====== ENTRIES SHOWN

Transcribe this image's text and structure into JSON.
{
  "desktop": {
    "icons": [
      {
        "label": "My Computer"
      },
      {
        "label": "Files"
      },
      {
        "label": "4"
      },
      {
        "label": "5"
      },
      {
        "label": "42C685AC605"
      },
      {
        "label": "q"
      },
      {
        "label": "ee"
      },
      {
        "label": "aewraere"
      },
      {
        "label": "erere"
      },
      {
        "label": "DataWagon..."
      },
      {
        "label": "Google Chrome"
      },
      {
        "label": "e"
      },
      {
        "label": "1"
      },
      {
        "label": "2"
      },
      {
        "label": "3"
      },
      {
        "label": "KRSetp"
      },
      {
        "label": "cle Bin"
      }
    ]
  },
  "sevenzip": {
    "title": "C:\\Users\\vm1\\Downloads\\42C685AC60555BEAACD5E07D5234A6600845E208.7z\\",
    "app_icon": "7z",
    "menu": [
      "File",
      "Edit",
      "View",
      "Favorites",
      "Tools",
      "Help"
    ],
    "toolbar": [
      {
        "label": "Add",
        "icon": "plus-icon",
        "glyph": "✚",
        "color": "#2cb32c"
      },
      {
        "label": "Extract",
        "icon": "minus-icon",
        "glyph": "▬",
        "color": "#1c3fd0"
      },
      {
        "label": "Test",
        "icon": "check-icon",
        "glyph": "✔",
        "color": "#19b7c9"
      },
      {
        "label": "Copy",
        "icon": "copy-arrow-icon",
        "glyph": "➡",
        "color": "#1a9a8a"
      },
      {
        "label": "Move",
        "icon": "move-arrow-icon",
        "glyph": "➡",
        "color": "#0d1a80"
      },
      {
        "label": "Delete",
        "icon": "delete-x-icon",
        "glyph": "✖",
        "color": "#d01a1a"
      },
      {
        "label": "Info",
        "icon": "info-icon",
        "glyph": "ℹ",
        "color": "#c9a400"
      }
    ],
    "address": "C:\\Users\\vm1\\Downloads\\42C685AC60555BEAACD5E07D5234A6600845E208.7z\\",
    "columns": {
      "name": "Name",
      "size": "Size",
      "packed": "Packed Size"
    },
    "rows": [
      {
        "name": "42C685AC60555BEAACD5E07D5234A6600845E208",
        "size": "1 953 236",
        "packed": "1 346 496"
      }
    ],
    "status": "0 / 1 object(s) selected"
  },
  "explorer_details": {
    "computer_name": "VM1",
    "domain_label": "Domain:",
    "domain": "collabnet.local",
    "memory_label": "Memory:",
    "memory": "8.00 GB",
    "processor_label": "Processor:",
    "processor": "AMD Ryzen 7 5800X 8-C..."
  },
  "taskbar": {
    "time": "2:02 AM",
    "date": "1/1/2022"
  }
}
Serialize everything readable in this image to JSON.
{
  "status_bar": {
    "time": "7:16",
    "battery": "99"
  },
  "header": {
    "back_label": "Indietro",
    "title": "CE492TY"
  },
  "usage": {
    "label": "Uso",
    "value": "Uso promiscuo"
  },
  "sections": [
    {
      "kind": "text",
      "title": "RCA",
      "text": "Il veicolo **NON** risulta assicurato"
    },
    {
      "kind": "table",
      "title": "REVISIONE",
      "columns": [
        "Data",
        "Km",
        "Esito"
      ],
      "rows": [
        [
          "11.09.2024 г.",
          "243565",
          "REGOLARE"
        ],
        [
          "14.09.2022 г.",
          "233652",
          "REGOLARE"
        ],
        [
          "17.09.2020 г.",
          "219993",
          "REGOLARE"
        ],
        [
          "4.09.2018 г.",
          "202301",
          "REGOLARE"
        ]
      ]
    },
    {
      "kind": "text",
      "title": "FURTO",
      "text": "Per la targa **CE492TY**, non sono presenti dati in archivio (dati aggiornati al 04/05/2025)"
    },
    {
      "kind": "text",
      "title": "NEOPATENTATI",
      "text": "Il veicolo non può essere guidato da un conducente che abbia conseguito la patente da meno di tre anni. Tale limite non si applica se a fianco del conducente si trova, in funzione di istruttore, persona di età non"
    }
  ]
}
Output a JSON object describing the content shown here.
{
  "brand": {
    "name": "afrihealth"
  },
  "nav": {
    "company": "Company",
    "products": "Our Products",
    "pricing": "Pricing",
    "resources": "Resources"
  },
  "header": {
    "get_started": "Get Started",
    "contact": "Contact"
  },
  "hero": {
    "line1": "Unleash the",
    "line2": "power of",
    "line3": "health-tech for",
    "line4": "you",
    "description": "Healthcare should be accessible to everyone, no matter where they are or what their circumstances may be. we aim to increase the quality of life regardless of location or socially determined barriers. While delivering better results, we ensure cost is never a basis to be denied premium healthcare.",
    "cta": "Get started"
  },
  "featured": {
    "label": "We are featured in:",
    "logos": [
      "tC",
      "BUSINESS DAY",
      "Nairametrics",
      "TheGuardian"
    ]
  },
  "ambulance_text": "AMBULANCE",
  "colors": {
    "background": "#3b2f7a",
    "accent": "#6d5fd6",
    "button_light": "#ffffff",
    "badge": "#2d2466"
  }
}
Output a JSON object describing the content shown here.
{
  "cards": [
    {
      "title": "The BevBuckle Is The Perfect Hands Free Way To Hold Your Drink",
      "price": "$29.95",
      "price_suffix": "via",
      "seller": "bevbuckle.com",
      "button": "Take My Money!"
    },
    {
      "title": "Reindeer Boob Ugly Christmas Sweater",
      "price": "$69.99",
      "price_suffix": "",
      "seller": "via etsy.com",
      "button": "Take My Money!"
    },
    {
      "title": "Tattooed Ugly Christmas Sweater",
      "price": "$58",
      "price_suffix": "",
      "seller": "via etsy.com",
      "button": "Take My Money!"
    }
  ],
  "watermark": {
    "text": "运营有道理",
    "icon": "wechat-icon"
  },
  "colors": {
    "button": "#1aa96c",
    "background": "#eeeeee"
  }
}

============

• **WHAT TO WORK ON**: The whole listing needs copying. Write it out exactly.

• **RESPONSE**:
Transcribe this image's text and structure into JSON.
{
  "desktop": {
    "icons": [
      {
        "label": "My Computer"
      },
      {
        "label": "Files"
      },
      {
        "label": "4"
      },
      {
        "label": "5"
      },
      {
        "label": "42C685AC605"
      },
      {
        "label": "q"
      },
      {
        "label": "ee"
      },
      {
        "label": "aewraere"
      },
      {
        "label": "erere"
      },
      {
        "label": "DataWagon..."
      },
      {
        "label": "Google Chrome"
      },
      {
        "label": "e"
      },
      {
        "label": "1"
      },
      {
        "label": "2"
      },
      {
        "label": "3"
      },
      {
        "label": "KRSetp"
      },
      {
        "label": "cle Bin"
      }
    ]
  },
  "sevenzip": {
    "title": "C:\\Users\\vm1\\Downloads\\42C685AC60555BEAACD5E07D5234A6600845E208.7z\\",
    "app_icon": "7z",
    "menu": [
      "File",
      "Edit",
      "View",
      "Favorites",
      "Tools",
      "Help"
    ],
    "toolbar": [
      {
        "label": "Add",
        "icon": "plus-icon",
        "glyph": "✚",
        "color": "#2cb32c"
      },
      {
        "label": "Extract",
        "icon": "minus-icon",
        "glyph": "▬",
        "color": "#1c3fd0"
      },
      {
        "label": "Test",
        "icon": "check-icon",
        "glyph": "✔",
        "color": "#19b7c9"
      },
      {
        "label": "Copy",
        "icon": "copy-arrow-icon",
        "glyph": "➡",
        "color": "#1a9a8a"
      },
      {
        "label": "Move",
        "icon": "move-arrow-icon",
        "glyph": "➡",
        "color": "#0d1a80"
      },
      {
        "label": "Delete",
        "icon": "delete-x-icon",
        "glyph": "✖",
        "color": "#d01a1a"
      },
      {
        "label": "Info",
        "icon": "info-icon",
        "glyph": "ℹ",
        "color": "#c9a400"
      }
    ],
    "address": "C:\\Users\\vm1\\Downloads\\42C685AC60555BEAACD5E07D5234A6600845E208.7z\\",
    "columns": {
      "name": "Name",
      "size": "Size",
      "packed": "Packed Size"
    },
    "rows": [
      {
        "name": "42C685AC60555BEAACD5E07D5234A6600845E208",
        "size": "1 953 236",
        "packed": "1 346 496"
      }
    ],
    "status": "0 / 1 object(s) selected"
  },
  "explorer_details": {
    "computer_name": "VM1",
    "domain_label": "Domain:",
    "domain": "collabnet.local",
    "memory_label": "Memory:",
    "memory": "8.00 GB",
    "processor_label": "Processor:",
    "processor": "AMD Ryzen 7 5800X 8-C..."
  },
  "taskbar": {
    "time": "2:02 AM",
    "date": "1/1/2022"
  }
}
Serialize everything readable in this image to JSON.
{
  "status_bar": {
    "time": "7:16",
    "battery": "99"
  },
  "header": {
    "back_label": "Indietro",
    "title": "CE492TY"
  },
  "usage": {
    "label": "Uso",
    "value": "Uso promiscuo"
  },
  "sections": [
    {
      "kind": "text",
      "title": "RCA",
      "text": "Il veicolo **NON** risulta assicurato"
    },
    {
      "kind": "table",
      "title": "REVISIONE",
      "columns": [
        "Data",
        "Km",
        "Esito"
      ],
      "rows": [
        [
          "11.09.2024 г.",
          "243565",
          "REGOLARE"
        ],
        [
          "14.09.2022 г.",
          "233652",
          "REGOLARE"
        ],
        [
          "17.09.2020 г.",
          "219993",
          "REGOLARE"
        ],
        [
          "4.09.2018 г.",
          "202301",
          "REGOLARE"
        ]
      ]
    },
    {
      "kind": "text",
      "title": "FURTO",
      "text": "Per la targa **CE492TY**, non sono presenti dati in archivio (dati aggiornati al 04/05/2025)"
    },
    {
      "kind": "text",
      "title": "NEOPATENTATI",
      "text": "Il veicolo non può essere guidato da un conducente che abbia conseguito la patente da meno di tre anni. Tale limite non si applica se a fianco del conducente si trova, in funzione di istruttore, persona di età non"
    }
  ]
}
Output a JSON object describing the content shown here.
{
  "brand": {
    "name": "afrihealth"
  },
  "nav": {
    "company": "Company",
    "products": "Our Products",
    "pricing": "Pricing",
    "resources": "Resources"
  },
  "header": {
    "get_started": "Get Started",
    "contact": "Contact"
  },
  "hero": {
    "line1": "Unleash the",
    "line2": "power of",
    "line3": "health-tech for",
    "line4": "you",
    "description": "Healthcare should be accessible to everyone, no matter where they are or what their circumstances may be. we aim to increase the quality of life regardless of location or socially determined barriers. While delivering better results, we ensure cost is never a basis to be denied premium healthcare.",
    "cta": "Get started"
  },
  "featured": {
    "label": "We are featured in:",
    "logos": [
      "tC",
      "BUSINESS DAY",
      "Nairametrics",
      "TheGuardian"
    ]
  },
  "ambulance_text": "AMBULANCE",
  "colors": {
    "background": "#3b2f7a",
    "accent": "#6d5fd6",
    "button_light": "#ffffff",
    "badge": "#2d2466"
  }
}
Output a JSON object describing the content shown here.
{
  "cards": [
    {
      "title": "The BevBuckle Is The Perfect Hands Free Way To Hold Your Drink",
      "price": "$29.95",
      "price_suffix": "via",
      "seller": "bevbuckle.com",
      "button": "Take My Money!"
    },
    {
      "title": "Reindeer Boob Ugly Christmas Sweater",
      "price": "$69.99",
      "price_suffix": "",
      "seller": "via etsy.com",
      "button": "Take My Money!"
    },
    {
      "title": "Tattooed Ugly Christmas Sweater",
      "price": "$58",
      "price_suffix": "",
      "seller": "via etsy.com",
      "button": "Take My Money!"
    }
  ],
  "watermark": {
    "text": "运营有道理",
    "icon": "wechat-icon"
  },
  "colors": {
    "button": "#1aa96c",
    "background": "#eeeeee"
  }
}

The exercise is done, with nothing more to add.